For sometime now I've wanted to tell you about Earl Rudder, a small-town boy from Brady, Texas---that's only two or three wagon-greasins' from San Angelo. I've never been to Brady; I've flown over it lots of times from an Air Force base near there---it had a large race track near the edge of town---the race track made Brady easily identifiable from the air.
C.S. Lewis said, "Too often when the most important things in life are happening to us, they get by us, we don't recognize them for what they are." I only met Earl Rudder briefly, very briefly. Hold that thought.
D-Day, June 6, 1944: Lieutenant Colonel James Earl Rudder led an Army Ranger battalion up the vertical face of a wide, solid rock, cliff at Omaha Beach at Normandy, France to begin the invasion and liberation of Europe. The Germans poured withering fire down at them while they attempted to scale the heights. There were terrible losses. But with the help of ropes and grappling hooks fired out of mortar tubes, and long ladders borrowed from the London fire department, those gritty men finally clawed their way to the top of that terrible edifice, with death and destruction raining-down from above, Colonel James Earl Rudder in the lead . . . the first man up the cliffs. Miraculously the young colonel lived to come home.
A side-bar here, if you please. Two young Navy men came ashore there that day many times, they were coxswains (drivers) on the Higgins landing crafts that brought the troops ashore. They too suffered heavy losses . . . from enemy mortar and artillery fire. They had to make several trips back and forth to the troop ships. Both lived through it . . . you may recognize the names: Ferlin Husky, country music star (now deceased), and Yogi Berra of baseball fame.
As I indicated at the onset I didn't know then, when I briefly met James Earl Rudder for the first and only time I was, for a moment, in the presence of greatness. He went by just plain Earl Rudder then . . . well not plain . . . He was President Earl Rudder . . . President of Texas A & M. In 1963 he shook my hand and handed me my diploma.
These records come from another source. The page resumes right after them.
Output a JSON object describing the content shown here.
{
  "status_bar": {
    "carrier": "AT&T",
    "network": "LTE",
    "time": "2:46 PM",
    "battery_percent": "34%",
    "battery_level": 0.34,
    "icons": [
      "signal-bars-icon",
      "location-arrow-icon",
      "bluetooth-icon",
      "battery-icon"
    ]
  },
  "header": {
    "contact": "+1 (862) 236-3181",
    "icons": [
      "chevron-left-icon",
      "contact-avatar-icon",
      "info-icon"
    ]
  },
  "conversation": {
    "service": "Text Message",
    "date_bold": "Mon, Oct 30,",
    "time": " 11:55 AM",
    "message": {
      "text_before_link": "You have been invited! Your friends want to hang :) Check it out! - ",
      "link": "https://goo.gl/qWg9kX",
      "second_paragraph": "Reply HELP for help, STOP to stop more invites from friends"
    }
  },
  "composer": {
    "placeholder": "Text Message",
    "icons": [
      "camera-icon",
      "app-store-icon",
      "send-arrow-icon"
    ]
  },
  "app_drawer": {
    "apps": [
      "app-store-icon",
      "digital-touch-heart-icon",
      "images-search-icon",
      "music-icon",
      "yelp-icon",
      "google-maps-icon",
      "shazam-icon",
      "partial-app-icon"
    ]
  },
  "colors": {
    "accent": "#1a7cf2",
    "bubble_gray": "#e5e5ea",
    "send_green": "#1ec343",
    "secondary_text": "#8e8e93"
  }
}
If you look closely, sometimes even nursery rhymes tell us more than is on the surface. You take, "Pussycat, pussycat, where have you been?" "I've been to London to visit the Queen." "Pussycat, pussycat what did you do there?" "I frightened a little mouse under her chair." Here was the Queen of England in all of her splendor and glory, yet, the cat could only see the little mouse under her chair. Sometimes we miss the woods for the trees.
Kindest regards . . .